But more and more, I realise now, it doesn’t matter. Because whatever comes at us, you’ve already told me… “We’ll do it together”.

And that, darling girl, is truly all I need. Thank you.

Love Letter to my Little One vol. 2

I am big girl, you would say. To me, you will always be my baby. You, baby big girl are my reason for everything, especially right now. I can’t expect you to understand just now, but I think you understand more than I realise. This is a note for the big girl you are becoming, to explain.

Just now, Mummy is broken. The culmination of the emotional trauma of the PIP forms, knowing we are not done and really struggling with the physical stress and deteriation of cerebral palsy have burnt me out. I am exhausted in every way. I have had a nervous breakdown and I am fragile. But I will not be ashamed to call it by its name. Your mental health is so important Squidge, please learn from Mummy never to neglect it.

I have felt depressed and frightened and lost before. But never have I felt so helpless and defeated and stuck. Previously, I would have wished desperately to be someone else, to make these pains in my mind, body and soul go away.

But the reason I am telling you all this, darling girl, is that even at my most vulnerable now, I do not wish that.

Because no matter how unchangeable all my struggles may be, neither my mind or the painful inevitability of my condition deteriorating can affect the fact that I have you.

For all the struggles of this life, it made me your mum. It is my most treasured identity. I understand what is needed from me. I couldn’t want to succeed at anything more. Thank you for giving me that precious anchor in a world that would otherwise consume me.

Your dad and I will not allow it because I have you and the promise of your future to live for. I’m not sure you’ll ever understand what that gives me.

It is so important that you know I am not your responsibility. I am your mum because I made that wonderful choice. You are my motivation. But one day, you will be an even bigger girl and I want you to have the world. Grab it with both hands and shake it in all the ways I never felt able or brave enough to do. You are not to stay and worry. I have your dad for that.

Mummy’s differences are not ever to impact the life you want Squidgelet. I just wanted to tell you that on my darkest days, you got me through. To me, you were remarkable.
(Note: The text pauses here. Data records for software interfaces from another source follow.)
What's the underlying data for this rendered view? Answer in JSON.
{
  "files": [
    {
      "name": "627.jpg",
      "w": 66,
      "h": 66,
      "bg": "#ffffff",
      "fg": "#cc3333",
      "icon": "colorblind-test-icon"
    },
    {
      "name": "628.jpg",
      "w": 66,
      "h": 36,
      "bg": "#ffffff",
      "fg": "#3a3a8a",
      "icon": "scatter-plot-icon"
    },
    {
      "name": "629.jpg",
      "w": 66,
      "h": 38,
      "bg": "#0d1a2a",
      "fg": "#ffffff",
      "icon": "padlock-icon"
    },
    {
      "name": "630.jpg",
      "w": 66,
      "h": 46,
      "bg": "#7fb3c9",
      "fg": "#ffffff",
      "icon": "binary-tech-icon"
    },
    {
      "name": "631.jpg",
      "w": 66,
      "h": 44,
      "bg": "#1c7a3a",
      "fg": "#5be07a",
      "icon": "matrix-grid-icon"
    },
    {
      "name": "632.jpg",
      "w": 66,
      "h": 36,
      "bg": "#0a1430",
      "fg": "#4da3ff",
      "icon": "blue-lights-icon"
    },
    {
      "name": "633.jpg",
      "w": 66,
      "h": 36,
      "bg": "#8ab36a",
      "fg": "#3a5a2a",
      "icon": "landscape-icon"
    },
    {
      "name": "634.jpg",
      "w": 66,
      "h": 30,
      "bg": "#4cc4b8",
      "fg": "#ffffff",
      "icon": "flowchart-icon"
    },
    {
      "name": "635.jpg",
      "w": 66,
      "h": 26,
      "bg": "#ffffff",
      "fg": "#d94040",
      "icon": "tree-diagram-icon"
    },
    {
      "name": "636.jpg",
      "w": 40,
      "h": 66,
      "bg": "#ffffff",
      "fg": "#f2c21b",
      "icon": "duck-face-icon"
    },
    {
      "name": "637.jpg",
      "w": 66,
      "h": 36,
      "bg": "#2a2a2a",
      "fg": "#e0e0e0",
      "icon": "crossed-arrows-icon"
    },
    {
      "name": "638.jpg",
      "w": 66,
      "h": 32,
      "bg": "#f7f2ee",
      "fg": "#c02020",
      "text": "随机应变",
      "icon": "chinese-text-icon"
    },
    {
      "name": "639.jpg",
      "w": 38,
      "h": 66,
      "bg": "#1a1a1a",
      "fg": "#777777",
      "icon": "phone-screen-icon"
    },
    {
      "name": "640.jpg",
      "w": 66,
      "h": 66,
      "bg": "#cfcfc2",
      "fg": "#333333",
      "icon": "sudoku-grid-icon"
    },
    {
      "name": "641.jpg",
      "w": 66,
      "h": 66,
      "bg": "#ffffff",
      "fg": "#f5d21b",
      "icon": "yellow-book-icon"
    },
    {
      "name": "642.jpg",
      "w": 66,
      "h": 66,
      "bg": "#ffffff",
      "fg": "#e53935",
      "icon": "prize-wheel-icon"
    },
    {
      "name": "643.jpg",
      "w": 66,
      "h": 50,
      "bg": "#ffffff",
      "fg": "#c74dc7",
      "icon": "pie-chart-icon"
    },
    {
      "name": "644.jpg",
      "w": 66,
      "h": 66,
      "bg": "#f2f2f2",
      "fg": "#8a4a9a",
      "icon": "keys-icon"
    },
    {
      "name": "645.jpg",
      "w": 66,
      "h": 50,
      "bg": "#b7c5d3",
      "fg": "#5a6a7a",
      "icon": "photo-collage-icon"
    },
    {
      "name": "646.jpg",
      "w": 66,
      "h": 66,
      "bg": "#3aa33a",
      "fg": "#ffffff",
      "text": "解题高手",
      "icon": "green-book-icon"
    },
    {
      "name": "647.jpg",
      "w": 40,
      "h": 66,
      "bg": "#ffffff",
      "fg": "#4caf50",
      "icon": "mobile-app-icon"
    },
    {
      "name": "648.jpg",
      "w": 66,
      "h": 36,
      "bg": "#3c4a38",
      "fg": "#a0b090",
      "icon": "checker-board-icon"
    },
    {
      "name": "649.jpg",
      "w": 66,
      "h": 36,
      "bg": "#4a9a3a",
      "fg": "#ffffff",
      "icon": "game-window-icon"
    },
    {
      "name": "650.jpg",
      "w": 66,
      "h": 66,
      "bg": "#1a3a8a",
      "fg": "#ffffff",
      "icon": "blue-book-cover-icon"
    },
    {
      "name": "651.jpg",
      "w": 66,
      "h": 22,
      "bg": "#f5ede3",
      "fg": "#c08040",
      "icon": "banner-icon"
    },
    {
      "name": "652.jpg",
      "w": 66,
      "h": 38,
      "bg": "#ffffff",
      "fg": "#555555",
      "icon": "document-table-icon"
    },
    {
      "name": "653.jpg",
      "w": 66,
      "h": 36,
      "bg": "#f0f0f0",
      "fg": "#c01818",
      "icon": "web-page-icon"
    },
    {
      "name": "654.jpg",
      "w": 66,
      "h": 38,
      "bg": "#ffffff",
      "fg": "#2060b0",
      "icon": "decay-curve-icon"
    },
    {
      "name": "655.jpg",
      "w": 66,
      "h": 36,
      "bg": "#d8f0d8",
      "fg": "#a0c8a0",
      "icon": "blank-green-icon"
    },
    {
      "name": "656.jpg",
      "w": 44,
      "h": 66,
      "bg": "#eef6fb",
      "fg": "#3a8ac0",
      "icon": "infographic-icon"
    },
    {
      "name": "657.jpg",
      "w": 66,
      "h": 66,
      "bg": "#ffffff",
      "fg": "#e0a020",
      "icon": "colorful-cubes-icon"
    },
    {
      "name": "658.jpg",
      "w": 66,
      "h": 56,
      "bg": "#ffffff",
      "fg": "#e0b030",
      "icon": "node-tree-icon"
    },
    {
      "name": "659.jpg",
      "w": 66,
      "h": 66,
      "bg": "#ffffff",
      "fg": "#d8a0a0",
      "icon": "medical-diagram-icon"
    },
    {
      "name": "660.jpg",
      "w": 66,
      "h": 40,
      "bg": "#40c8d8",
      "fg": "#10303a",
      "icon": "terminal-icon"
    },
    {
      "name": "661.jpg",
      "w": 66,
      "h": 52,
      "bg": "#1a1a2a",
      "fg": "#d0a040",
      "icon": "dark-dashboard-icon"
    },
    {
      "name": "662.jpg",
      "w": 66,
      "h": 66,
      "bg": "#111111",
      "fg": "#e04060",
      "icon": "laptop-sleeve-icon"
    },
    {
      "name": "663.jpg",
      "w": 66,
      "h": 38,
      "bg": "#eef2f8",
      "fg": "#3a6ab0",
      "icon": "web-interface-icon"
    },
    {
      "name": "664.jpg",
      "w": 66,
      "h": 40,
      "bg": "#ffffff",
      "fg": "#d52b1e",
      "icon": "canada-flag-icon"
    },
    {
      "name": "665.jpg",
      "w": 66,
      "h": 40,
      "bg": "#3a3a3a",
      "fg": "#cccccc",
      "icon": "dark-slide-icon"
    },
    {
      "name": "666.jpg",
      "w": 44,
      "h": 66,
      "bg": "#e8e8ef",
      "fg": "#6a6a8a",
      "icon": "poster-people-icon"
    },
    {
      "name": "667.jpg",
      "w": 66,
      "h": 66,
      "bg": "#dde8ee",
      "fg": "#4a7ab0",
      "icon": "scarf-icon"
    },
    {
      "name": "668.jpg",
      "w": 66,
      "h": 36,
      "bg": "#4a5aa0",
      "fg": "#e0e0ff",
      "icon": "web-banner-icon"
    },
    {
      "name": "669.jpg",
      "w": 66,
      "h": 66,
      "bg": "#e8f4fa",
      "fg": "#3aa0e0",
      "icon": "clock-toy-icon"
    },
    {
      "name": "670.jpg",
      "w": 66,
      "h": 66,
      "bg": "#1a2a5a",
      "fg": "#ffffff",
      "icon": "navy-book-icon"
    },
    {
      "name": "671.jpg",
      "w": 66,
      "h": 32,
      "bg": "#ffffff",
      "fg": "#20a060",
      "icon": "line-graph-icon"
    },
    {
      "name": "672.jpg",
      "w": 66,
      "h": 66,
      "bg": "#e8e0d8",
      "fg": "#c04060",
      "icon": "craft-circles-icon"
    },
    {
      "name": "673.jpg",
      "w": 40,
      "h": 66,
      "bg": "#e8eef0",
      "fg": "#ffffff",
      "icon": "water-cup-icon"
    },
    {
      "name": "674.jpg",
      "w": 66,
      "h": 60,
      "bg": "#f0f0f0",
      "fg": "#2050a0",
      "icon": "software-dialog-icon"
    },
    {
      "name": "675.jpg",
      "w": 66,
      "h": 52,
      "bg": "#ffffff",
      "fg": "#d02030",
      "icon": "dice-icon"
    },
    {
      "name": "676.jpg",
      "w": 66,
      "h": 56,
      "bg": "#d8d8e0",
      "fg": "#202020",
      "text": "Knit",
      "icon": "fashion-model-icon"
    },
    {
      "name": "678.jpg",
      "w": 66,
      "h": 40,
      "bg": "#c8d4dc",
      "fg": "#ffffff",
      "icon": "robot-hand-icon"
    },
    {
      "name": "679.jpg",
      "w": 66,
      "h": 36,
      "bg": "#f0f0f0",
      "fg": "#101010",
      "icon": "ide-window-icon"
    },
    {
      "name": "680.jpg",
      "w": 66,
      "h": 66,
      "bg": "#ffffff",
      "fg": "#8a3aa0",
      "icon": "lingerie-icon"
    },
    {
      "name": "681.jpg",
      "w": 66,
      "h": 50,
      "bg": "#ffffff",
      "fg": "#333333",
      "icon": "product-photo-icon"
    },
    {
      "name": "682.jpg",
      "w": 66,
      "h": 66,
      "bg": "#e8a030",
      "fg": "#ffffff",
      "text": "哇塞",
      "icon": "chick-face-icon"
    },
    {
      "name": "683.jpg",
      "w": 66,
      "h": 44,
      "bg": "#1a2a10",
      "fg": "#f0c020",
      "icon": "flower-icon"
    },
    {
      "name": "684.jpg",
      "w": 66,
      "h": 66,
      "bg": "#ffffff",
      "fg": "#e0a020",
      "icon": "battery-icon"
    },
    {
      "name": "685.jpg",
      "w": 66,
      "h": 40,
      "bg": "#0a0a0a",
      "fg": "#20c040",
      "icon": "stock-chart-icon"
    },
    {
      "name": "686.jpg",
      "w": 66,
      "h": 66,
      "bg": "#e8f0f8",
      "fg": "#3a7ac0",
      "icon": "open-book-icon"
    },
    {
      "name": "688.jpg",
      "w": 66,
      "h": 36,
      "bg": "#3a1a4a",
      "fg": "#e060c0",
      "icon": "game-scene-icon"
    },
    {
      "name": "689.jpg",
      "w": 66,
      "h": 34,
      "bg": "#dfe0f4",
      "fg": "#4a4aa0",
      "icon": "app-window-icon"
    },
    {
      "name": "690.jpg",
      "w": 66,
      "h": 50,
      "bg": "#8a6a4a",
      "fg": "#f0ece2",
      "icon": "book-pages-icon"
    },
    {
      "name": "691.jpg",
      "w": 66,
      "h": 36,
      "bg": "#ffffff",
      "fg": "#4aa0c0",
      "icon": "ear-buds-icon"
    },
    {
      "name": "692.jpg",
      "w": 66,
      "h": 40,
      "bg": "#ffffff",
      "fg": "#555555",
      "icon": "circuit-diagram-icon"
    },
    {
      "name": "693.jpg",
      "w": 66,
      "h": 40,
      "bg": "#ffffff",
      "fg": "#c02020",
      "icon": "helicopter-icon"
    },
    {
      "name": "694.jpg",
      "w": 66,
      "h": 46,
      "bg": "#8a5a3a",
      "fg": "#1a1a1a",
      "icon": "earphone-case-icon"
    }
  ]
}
You were just being you.

“Look Mummy, who’s that?”

Yesterday, I walked with Squidgelet to the end of our street and purchased a walker.

*exhale*

My teenage self is disgusted with me. Scoffs that I have given up.

My 2 year old daughter didn’t bat an eye.

That morning she walked halfway to the library for Rhymetime holding onto the pram. All I had to do was tell her where to hold.

“No let go of pram” she promised me faithfully. There was no question that she would. She understands she needs to listen.

I showed her where to hold the walker. It was exactly the same. I was so proud of her.

I text Kev to say it had been bought. He told me he was proud of me for making such a huge step for my independence even if my pride was hurt and my 14 year old self sulking indefinitely.

“I know it’s a good thing…” I typed, “…but I feel so defeated and defined by it and it breaks my heart.”

It felt unnatural to rely on it, even if I know it’s not for all the time. It felt, rightly or wrongly, like my capabilities came in second after this unsightly lump of metal.

I started to cry, as softly as I could. I couldn’t help it. I was grieving, letting my teenage self let out her disappointment. After all, I never knew this is where I’d be at 30 years old. I don’t know what I could have expected when the medical profession and support services stayed tellingly silent. But I never thought being 30 would look quite like this.

Squidgelet frowned when she saw me wipe my eyes. “Mummy ow?”

“No darling. Mummy not ow. Mummy sad. What would you like to watch? Wiggles?”

She pondered it for a moment. “No Wiggles. Photos.”

All our photos slideshow on our TV.

Looking at me, photo after photo, she asked “Look Mummy, who’s that?”

With her beautiful big heart, Squidgelet distracted me from my tears.

Mummy proud, Squidgelet. Mummy so proud of you.